§ **EXERCISE AIM**: Your answer should be every line of the entries that has the string "Refresh" in it.

[Component data from apps and pages]
--- START ---

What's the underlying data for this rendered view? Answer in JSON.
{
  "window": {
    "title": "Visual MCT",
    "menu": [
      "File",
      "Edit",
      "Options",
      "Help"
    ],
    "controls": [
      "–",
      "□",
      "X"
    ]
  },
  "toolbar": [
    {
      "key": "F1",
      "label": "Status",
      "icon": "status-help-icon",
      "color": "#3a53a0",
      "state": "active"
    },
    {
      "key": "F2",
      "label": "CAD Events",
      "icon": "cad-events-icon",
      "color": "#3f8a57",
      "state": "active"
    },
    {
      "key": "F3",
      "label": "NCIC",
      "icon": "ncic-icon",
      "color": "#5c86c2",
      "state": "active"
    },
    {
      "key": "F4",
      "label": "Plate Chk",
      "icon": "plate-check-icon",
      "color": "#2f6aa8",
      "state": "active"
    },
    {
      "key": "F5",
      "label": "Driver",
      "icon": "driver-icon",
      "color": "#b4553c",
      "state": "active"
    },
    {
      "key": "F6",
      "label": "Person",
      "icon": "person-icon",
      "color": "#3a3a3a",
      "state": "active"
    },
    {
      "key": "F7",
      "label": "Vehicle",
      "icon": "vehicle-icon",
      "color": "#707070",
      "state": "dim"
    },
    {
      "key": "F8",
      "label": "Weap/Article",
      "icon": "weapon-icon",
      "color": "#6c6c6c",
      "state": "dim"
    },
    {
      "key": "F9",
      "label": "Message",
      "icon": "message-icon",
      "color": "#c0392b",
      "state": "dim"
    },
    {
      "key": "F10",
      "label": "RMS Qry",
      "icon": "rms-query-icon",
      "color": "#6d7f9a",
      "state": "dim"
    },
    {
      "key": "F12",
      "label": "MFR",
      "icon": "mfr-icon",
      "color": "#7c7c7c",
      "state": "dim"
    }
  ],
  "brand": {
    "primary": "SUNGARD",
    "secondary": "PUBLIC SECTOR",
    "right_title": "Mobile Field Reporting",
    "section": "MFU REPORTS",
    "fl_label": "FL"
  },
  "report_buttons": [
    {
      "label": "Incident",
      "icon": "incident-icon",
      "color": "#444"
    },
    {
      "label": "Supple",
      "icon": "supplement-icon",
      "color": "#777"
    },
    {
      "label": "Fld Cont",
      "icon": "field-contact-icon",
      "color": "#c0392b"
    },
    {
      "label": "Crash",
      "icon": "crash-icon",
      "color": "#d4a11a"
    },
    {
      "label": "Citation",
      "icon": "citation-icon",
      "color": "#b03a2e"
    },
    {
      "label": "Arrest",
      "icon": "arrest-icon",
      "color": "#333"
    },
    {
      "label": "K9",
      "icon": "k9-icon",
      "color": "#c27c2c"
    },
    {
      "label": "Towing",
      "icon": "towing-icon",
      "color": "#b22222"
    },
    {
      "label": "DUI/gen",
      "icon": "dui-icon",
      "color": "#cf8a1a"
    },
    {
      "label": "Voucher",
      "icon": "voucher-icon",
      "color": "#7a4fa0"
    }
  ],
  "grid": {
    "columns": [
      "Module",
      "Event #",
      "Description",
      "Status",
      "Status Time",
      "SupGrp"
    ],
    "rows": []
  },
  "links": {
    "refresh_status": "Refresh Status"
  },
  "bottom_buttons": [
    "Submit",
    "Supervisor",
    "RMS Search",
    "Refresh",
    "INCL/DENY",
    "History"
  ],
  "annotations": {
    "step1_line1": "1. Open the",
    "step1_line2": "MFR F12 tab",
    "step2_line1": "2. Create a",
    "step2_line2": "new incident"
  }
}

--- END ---

§ **RESPONSE AREA**:
    "refresh_status": "Refresh Status"
    "Refresh",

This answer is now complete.